Members respond to the flooding in High River, Alberta

Contributed by  Linda Davis of the Calgary Alberta Foothills Stake

  • 19 July 2013

Article Highlights

  • 100+ volunteers wearing Helping Hands vests assisted
  • Woodgate Chapel, Calgary Foothills Stake, was set up as the command centre
  • Evacuees obtained clothing and food, including fresh fruit & vegetables
  • Over a week residents were scattered before they were allowed to re-enter High River
  • Cleanup and recovery in High River will continue to take several weeks

After receiving record-breaking rainfall, the community of High River suffered a flash flood on Thursday, June 20 when the Highwood River overflowed its banks. By night fall, the entire town was under several feet of water. At 7:30 the following morning, more than 100 volunteers wearing Helping Hands vests from the Calgary Foothills Stake met at the Woodgate Chapel in Okotoks, a nearby town that was not flooded. By 8:30 a.m., teams of men, women, and boys were organized, equipped and leaving for High River to help with the evacuation. The Woodgate Chapel was set up as the command centre and relief point for the town, where all evacuees could obtain clothing and food, including fresh fruit and vegetables.

For more than a week, members were scattered between evacuation centres and friends homes before residents and volunteers were allowed to re-enter High River. An email was sent out asking for 50 volunteers to help with the cleanup effort. Upwards of 200 came forward that first morning. Since the number of entry passes was limited, only some of the LDS volunteers could begin to help while others were kept on standby.

The High River Ward met at the Woodgate Chapel on Sunday, the 30th. Members were early for Church. They were looking to find each other, concerned, asking about one another, exchanging experiences and discussing where they had found refuge. There were hugs and some tears. [For some personal stories click here].

Sacrament meeting began with the hymn, “Be Still My Soul”. Bishop Grant Hirsche, stood and smiled, saying, “It is really nice to see you all here. It really is.” He gave an update of the 170 volunteers working in High River and said, “The Church is here and will help us. It is amazing to watch the organization and skill. Yesterday the northwest area of High River opened for families to return. Another area of High River will open to families to return on July 1st Canada Day and a third within 24-48 hours after that.”

Later Doug Kabeary spoke to the congregation. “My emotions are raw. Not over the loss sustained, but over the service and love that has poured out from the wards and stakes. People everywhere want to help us. I can’t express my gratitude. There have been calls from stakes throughout the province.” He talked about the love of the Bishop for his flock and how the Bishop didn’t sleep until everyone had a spot to stay and was safe. “There have been many miracles and we will remember them. We are suffering the loss of things. The Lord knows us and understands.” He advised the members of the ward to be humble, grateful and to say thank you to those helping out. He bore his testimony and said, “There is a great difficulty we have to overcome, and understand. We have an opportunity now and if we learn more and grow, we will be better off eternally.”

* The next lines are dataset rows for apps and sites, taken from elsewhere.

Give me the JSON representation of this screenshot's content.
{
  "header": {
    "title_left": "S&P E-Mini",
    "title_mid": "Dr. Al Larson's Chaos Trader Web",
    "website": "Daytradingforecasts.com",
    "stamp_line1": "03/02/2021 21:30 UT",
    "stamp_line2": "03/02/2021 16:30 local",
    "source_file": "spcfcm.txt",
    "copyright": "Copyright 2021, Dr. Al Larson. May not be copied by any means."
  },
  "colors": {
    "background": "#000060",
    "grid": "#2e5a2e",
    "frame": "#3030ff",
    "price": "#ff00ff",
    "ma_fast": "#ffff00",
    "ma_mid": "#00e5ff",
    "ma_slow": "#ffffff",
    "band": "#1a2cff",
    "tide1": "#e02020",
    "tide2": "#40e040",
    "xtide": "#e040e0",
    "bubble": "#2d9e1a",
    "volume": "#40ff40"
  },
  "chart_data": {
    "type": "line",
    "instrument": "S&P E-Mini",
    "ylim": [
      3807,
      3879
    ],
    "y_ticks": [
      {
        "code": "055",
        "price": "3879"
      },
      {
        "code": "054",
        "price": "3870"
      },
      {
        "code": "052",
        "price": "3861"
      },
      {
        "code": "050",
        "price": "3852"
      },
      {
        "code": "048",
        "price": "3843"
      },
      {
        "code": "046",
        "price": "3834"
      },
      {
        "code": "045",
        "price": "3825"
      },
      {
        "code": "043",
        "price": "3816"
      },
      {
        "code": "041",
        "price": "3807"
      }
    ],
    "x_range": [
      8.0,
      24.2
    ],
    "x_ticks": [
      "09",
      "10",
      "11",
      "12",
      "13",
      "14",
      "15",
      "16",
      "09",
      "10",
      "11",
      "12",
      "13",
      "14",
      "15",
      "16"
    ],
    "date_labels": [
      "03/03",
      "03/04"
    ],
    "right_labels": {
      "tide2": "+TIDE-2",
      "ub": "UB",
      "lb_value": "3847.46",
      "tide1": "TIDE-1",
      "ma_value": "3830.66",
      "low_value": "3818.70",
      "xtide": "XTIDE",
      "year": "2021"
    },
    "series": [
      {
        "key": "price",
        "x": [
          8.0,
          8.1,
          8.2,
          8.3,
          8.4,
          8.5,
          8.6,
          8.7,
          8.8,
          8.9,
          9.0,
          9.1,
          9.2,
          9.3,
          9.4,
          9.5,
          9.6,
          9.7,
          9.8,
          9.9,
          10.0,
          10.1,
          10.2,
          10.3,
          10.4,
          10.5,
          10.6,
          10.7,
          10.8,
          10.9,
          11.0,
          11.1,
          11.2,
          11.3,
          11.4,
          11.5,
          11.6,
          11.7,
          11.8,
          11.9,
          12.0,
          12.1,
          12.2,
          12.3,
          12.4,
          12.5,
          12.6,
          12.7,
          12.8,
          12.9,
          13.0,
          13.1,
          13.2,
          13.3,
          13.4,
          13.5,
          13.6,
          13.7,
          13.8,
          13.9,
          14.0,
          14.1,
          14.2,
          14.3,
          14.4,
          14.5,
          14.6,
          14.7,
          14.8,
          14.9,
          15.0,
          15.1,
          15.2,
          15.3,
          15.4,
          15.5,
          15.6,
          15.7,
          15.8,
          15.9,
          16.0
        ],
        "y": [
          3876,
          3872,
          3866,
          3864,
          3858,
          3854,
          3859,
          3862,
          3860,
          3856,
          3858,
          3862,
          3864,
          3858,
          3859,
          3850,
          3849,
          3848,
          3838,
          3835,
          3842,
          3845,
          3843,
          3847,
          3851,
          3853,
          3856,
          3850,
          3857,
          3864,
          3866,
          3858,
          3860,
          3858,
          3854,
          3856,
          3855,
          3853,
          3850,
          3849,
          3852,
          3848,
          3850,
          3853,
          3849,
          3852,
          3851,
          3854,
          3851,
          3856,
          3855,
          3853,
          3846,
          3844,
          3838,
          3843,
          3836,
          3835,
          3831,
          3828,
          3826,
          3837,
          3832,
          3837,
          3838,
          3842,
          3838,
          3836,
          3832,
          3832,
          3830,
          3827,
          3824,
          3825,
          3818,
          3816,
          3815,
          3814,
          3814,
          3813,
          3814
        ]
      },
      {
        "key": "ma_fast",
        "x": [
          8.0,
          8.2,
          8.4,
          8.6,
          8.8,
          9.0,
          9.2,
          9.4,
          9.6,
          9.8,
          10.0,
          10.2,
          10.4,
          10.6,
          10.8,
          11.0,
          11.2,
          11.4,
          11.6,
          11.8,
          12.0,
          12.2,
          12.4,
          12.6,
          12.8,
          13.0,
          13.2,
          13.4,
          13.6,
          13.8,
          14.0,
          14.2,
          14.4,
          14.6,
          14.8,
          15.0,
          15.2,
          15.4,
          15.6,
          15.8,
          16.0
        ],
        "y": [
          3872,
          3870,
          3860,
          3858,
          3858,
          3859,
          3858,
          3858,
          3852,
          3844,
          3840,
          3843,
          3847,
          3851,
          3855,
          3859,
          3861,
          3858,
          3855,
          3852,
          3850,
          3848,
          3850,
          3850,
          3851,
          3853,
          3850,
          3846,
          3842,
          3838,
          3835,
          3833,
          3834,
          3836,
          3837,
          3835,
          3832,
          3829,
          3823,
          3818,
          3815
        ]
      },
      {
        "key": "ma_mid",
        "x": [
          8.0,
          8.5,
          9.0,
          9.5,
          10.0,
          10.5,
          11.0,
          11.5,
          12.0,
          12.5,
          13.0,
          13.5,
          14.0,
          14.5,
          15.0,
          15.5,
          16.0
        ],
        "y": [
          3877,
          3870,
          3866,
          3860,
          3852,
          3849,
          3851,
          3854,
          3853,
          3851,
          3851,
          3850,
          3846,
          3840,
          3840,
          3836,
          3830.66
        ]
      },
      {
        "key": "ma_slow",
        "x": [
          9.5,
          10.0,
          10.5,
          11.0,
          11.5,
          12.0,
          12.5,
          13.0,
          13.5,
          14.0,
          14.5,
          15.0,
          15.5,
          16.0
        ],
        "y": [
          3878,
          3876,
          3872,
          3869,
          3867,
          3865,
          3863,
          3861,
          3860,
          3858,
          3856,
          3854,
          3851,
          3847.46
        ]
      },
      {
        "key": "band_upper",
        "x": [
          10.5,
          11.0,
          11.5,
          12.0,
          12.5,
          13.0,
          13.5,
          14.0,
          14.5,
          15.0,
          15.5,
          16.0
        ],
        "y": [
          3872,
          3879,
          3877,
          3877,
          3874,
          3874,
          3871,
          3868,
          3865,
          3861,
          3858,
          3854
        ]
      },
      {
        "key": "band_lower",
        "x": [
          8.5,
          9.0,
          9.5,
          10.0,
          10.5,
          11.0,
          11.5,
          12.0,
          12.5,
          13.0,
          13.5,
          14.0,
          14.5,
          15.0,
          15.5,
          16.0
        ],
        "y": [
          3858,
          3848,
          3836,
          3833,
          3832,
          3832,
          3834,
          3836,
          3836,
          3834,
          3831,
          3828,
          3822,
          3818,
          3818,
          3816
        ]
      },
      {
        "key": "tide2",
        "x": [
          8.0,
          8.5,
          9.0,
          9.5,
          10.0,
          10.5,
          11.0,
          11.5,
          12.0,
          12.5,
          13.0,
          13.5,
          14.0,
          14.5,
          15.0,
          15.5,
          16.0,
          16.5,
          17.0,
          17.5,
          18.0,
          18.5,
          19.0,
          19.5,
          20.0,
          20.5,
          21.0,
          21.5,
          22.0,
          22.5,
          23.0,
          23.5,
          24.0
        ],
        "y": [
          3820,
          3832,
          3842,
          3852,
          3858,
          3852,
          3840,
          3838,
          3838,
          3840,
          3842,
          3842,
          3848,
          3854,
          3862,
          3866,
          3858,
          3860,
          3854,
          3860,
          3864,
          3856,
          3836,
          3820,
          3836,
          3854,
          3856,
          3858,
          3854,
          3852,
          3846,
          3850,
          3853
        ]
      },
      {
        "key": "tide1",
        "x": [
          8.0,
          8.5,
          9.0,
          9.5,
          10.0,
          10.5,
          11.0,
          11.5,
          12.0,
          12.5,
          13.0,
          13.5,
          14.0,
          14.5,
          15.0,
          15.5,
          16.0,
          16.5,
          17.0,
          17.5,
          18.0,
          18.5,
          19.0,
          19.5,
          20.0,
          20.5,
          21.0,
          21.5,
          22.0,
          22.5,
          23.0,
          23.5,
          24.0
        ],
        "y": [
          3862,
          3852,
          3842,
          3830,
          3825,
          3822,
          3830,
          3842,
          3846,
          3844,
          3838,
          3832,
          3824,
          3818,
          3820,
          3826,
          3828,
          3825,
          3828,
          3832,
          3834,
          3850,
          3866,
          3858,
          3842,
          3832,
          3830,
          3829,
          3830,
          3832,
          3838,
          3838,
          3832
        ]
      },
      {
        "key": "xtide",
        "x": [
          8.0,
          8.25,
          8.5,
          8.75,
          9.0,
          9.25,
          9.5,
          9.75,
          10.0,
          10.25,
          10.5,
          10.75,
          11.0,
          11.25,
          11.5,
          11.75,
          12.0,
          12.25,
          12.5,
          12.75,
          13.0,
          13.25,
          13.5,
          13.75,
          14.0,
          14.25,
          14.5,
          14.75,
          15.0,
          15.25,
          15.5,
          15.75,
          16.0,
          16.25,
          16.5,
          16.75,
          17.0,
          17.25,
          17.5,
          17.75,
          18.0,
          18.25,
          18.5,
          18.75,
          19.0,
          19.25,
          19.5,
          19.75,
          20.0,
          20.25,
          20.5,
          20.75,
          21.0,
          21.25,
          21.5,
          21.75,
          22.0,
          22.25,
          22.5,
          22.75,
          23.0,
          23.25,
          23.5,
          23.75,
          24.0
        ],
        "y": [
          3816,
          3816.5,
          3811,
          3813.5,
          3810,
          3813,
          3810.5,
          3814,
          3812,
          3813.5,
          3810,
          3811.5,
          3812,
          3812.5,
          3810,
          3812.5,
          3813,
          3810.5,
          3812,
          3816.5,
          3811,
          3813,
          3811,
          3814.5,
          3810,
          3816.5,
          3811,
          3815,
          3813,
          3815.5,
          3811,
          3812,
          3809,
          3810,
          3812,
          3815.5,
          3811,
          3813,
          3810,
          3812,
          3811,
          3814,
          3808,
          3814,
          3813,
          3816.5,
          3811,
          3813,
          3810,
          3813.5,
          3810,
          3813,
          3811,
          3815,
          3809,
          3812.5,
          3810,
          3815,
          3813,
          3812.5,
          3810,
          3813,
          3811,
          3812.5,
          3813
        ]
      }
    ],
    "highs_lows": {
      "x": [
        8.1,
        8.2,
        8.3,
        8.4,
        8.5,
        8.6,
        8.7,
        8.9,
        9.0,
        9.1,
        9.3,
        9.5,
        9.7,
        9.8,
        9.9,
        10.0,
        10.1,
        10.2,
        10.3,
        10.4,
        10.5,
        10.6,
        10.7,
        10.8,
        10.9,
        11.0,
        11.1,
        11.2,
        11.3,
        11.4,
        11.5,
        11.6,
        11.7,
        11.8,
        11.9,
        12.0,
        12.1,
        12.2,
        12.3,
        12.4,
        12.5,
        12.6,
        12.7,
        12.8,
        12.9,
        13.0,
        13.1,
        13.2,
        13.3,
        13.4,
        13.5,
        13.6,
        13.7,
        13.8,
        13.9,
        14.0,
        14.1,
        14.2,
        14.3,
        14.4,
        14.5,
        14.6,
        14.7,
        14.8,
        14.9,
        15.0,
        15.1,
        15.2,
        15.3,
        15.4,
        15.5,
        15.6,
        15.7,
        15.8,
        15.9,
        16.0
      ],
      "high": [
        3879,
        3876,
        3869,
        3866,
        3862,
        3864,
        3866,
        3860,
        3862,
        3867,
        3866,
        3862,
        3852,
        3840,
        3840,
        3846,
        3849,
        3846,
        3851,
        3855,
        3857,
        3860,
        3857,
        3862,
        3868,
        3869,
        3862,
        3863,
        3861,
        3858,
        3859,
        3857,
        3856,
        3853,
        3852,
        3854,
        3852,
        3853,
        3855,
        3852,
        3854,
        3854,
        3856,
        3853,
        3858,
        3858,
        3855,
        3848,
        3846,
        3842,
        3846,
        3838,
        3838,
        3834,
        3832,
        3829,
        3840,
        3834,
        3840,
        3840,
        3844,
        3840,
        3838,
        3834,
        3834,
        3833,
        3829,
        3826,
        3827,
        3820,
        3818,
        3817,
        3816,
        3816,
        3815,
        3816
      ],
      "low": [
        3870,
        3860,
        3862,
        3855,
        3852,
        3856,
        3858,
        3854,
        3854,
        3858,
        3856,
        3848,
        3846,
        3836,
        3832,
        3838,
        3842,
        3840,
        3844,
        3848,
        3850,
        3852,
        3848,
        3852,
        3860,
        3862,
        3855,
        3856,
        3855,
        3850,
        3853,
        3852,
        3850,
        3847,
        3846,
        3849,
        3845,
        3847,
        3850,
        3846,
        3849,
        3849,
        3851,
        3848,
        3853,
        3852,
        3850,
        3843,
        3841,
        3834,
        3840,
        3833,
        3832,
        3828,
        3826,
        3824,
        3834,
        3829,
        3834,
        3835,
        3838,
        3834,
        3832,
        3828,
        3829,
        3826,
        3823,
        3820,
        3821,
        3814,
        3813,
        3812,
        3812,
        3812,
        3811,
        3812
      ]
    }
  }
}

Bishop Hirsche also spoke reminding the members that the Woodgate Cultural Hall would be open every day to collect and distribute donated food and clothing. After dealing with the practical aspects of the restoration efforts, he assured the members that “The Lord is in control and even though many of you have lost all your material possessions, if we pull together and trust in our Heavenly Father, we will get through. Our town is a wreck, it really is. It will take courage and strength to get on our knees and pray for the help we need. We are His people. ‘Bear one another’s burdens that they may be light.’ This is the toughest thing, but we will get through.”

The Bishop acknowledged that it was difficult to be thankful for tribulations. He continued, “We have broken hearts. We need to accept what we can’t change and have the willingness to turn it over to God even when we don’t understand. Who can understand this? We need the humility and faith to know this will be good. With thankfulness, comes a sense of peace.”

Cleanup and recovery in High River will take many weeks and even months, but the victims of the flooding will not have to face it alone. The yellow vests of Helplng Hands Church volunteers are out in force and will lighten the load. The spirit of the Gospel, which offers hope to all, especially in the face of disaster, is at work in southern Alberta.